### How to complete this task
In the data below, find every line that has the string "Gesundheit", and copy it.

### Data
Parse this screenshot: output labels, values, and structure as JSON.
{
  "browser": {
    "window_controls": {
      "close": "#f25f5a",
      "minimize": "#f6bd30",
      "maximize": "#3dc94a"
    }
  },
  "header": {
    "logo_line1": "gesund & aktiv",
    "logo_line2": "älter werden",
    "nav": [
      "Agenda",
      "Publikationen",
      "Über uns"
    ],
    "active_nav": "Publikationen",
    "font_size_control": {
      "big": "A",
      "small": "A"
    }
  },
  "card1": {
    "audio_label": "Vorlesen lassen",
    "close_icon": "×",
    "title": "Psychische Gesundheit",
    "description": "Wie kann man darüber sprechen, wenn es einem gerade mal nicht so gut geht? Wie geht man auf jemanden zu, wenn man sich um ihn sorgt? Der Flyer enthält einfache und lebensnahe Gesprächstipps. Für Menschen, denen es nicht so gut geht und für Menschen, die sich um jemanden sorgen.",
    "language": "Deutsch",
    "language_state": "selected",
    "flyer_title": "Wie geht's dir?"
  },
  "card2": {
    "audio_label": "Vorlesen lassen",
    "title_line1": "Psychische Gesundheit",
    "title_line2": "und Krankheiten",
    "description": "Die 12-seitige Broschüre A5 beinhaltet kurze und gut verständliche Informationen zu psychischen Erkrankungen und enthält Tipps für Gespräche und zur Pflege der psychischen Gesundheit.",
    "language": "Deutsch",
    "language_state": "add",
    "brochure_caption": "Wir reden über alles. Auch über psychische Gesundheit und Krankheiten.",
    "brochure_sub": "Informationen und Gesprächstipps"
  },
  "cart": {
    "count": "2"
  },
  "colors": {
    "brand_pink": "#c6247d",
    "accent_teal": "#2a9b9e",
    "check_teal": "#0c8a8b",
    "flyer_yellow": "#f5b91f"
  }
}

### Output for this exercise
    "title": "Psychische Gesundheit",
    "title_line1": "Psychische Gesundheit",
    "description": "Die 12-seitige Broschüre A5 beinhaltet kurze und gut verständliche Informationen zu psychischen Erkrankungen und enthält Tipps für Gespräche und zur Pflege der psychischen Gesundheit.",
    "brochure_caption": "Wir reden über alles. Auch über psychische Gesundheit und Krankheiten.",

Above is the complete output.